The cover artwork features Bowie as a striking half-man, half-dog grotesque painted by Belgian artist Guy Peellaert. It was controversial as the full painting clearly showed the hybrid’s genitalia. Very few copies of this original cover made their way into circulation at the time of the album’s release. According to the record-collector publication Goldmine price guides, these albums have been among the most expensive record collectibles of all time, as high as thousands of US dollars for a single copy. The genitalia were airbrushed out for the 1974 LP’s gatefold sleeve, although the original artwork was included in subsequent Rykodisc/EMI re-issues.
Roxy Music – Country Life (1974)
Shot by Eric Boman, the cover features two scantily-clad models, Constanze Karoli and Eveline Grunwald. Bryan Ferry met them in Portugal and persuaded them to do the photo shoot as well as to help him with the words to the song “Bitter-Sweet”. Although not credited for appearing on the cover, they are credited on the lyric sheet for their German translation work. The cover image was controversial in some countries such as the United States, Spain and the Netherlands, where it was censored for release. As a result, a later American LP release of Country Life (available during the years 1975–80) featured a different cover shot. Instead of Karoli and Grunwald posed in front of some trees, the reissue used a photo from the album’s back cover that featured only the trees
Pink Floyd – Wish You Were Here (1975)
The artwork depicts two men shaking hands in the alley of Warner Bros. Studios, with one on fire.
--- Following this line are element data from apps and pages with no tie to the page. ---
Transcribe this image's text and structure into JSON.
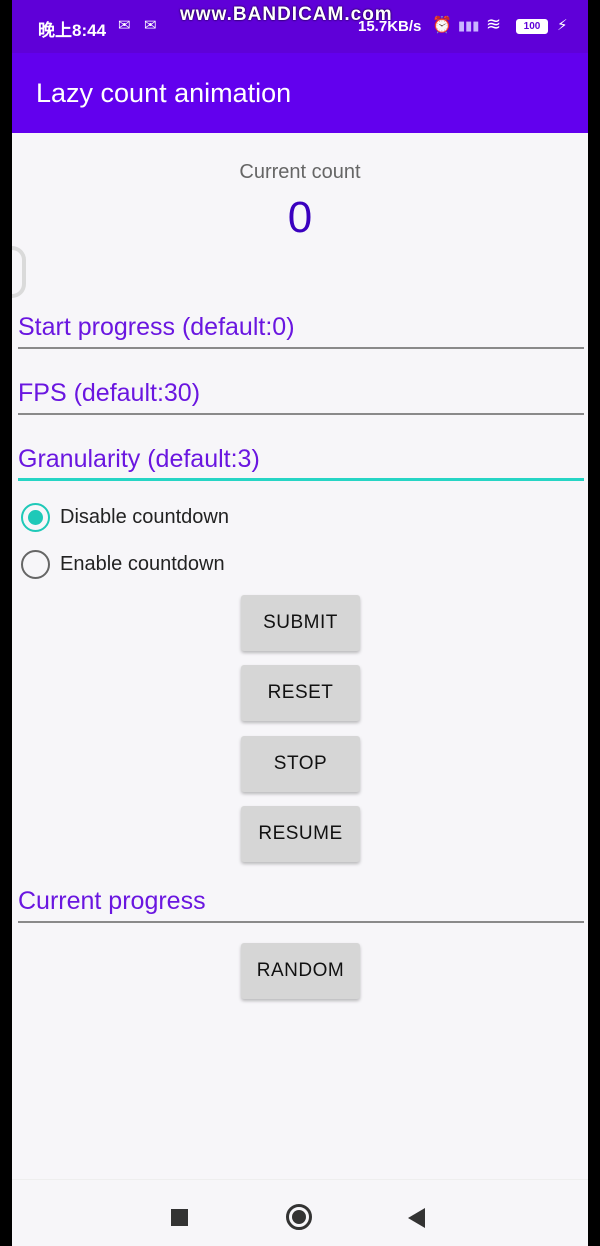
{
  "status_bar": {
    "time": "晚上8:44",
    "watermark": "www.BANDICAM.com",
    "network_speed": "15.7KB/s",
    "battery": "100"
  },
  "app_bar": {
    "title": "Lazy count animation"
  },
  "counter": {
    "label": "Current count",
    "value": "0"
  },
  "fields": {
    "start_progress": "Start progress (default:0)",
    "fps": "FPS (default:30)",
    "granularity": "Granularity (default:3)",
    "current_progress": "Current progress"
  },
  "radios": {
    "disable_countdown": "Disable countdown",
    "enable_countdown": "Enable countdown",
    "selected": "disable_countdown"
  },
  "buttons": {
    "submit": "SUBMIT",
    "reset": "RESET",
    "stop": "STOP",
    "resume": "RESUME",
    "random": "RANDOM"
  },
  "colors": {
    "app_bar": "#6200ee",
    "status_bar": "#5f00d8",
    "hint_text": "#6a16e0",
    "accent": "#26d5c5"
  }
}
As some retailers deemed it “too violent” and refused to sell the album, the cover was replaced on some re-releases with a black background featuring the album’s four-elements sticker.
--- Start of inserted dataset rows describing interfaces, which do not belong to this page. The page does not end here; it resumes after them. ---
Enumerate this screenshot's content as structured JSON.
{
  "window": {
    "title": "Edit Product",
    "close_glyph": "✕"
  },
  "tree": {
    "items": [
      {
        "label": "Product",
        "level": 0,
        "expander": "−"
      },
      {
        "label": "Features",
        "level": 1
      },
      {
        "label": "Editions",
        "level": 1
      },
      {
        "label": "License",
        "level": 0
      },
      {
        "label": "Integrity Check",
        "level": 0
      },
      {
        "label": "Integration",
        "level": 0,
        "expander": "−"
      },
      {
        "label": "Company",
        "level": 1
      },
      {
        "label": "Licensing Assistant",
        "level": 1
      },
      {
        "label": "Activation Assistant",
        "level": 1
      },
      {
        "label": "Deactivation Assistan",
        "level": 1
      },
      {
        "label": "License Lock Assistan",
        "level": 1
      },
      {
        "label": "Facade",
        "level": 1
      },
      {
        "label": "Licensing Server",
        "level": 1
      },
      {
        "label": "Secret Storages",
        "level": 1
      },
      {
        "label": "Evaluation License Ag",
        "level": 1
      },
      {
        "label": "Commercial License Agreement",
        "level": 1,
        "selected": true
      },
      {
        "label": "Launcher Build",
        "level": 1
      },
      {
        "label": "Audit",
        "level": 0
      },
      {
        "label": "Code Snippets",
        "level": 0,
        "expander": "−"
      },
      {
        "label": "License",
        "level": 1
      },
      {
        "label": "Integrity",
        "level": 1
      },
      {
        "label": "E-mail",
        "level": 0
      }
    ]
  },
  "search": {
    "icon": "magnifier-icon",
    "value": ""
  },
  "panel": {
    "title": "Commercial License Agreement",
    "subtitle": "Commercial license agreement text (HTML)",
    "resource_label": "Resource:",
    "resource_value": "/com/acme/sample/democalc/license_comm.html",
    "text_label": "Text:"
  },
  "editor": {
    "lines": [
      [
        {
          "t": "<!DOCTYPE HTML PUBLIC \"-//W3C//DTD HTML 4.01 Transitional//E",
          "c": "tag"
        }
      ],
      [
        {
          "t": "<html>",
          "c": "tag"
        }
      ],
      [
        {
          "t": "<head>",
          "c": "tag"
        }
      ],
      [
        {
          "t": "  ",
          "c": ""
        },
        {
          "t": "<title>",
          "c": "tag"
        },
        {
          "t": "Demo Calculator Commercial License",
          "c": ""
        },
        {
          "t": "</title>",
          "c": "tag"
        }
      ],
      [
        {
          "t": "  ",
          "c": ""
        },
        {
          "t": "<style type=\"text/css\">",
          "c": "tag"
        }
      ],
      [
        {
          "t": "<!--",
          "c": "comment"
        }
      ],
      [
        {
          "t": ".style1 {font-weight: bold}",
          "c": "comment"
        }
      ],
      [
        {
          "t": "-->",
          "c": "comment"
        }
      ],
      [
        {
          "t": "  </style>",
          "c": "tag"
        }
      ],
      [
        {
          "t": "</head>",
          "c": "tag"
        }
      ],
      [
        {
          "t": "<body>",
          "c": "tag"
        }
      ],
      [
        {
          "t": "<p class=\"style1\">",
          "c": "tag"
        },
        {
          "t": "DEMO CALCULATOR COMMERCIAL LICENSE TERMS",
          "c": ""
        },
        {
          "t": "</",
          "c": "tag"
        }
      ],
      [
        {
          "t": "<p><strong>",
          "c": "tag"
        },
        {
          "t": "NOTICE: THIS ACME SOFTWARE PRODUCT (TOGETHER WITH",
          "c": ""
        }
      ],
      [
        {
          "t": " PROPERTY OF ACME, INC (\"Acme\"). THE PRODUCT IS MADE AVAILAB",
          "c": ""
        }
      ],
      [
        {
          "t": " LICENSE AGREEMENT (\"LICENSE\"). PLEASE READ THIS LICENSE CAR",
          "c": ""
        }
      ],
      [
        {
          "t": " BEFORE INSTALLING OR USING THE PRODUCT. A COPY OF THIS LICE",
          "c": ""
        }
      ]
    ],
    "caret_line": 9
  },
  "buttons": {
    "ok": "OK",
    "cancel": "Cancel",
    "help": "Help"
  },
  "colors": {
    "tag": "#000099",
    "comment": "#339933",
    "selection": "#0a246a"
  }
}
Scorpions – Virgin Killer (1976)
This cover featured a photo of naked prepubescent girl, with her pubic area partially obscured by a “cracked glass” effect. Her pose and the title “Virgin Killer” added to the image’s notoriety. The Internet Watch Foundation, a British non-profit group who provides content blacklists for major ISPs in the country, also notably blacklisted pages on the internet encyclopedia Wikipedia for featuring the cover on its article about the album. This block was later retracted due to technical problems which occurred as a result of the blocking mechanisms and due to the already “wide availability” of the image.
Lynyrd Skynyrd – Street Survivors (1977)
The original cover sleeve for Street Survivors had featured a photograph of the band, particularly Steve Gaines, standing in the street of a town engulfed in flames. Three days after the album was released, three of the band members were killed in a plane crash due to fuel exhaustion. Out of respect for the deceased (and at the request of Teresa Gaines, Steve Gaines’ widow), MCA Records withdrew the original cover and replaced it with a similar image of the band against a simple black background. Thirty years later, for the deluxe CD version of Street Survivors, the original “flames” cover was restored.
Scorpions – Lovedrive (1979)
The cover depicted a well dressed man and woman seated in the back of a car, with one of the woman’s breasts exposed and connected to the man’s hand by stretched bubblegum. The back cover featured the same man and woman, but holding a photograph of the band, and her left breast completely exposed (without the gum). It was created by Storm Thorgerson of the design firm Hipgnosis. It caused some controversy upon the album’s release and was subsequently banned, with later pressings of the album bearing a simple design of a blue scorpion on a black background. The album’s artwork was named “Best album sleeve of 1979” by Playboy magazine.
Whitesnake – Lovehunter (1979)
Lovehunter’s controversial cover art, featuring a naked woman straddling a large snake, was created by fantasy artist Chris Achilleos.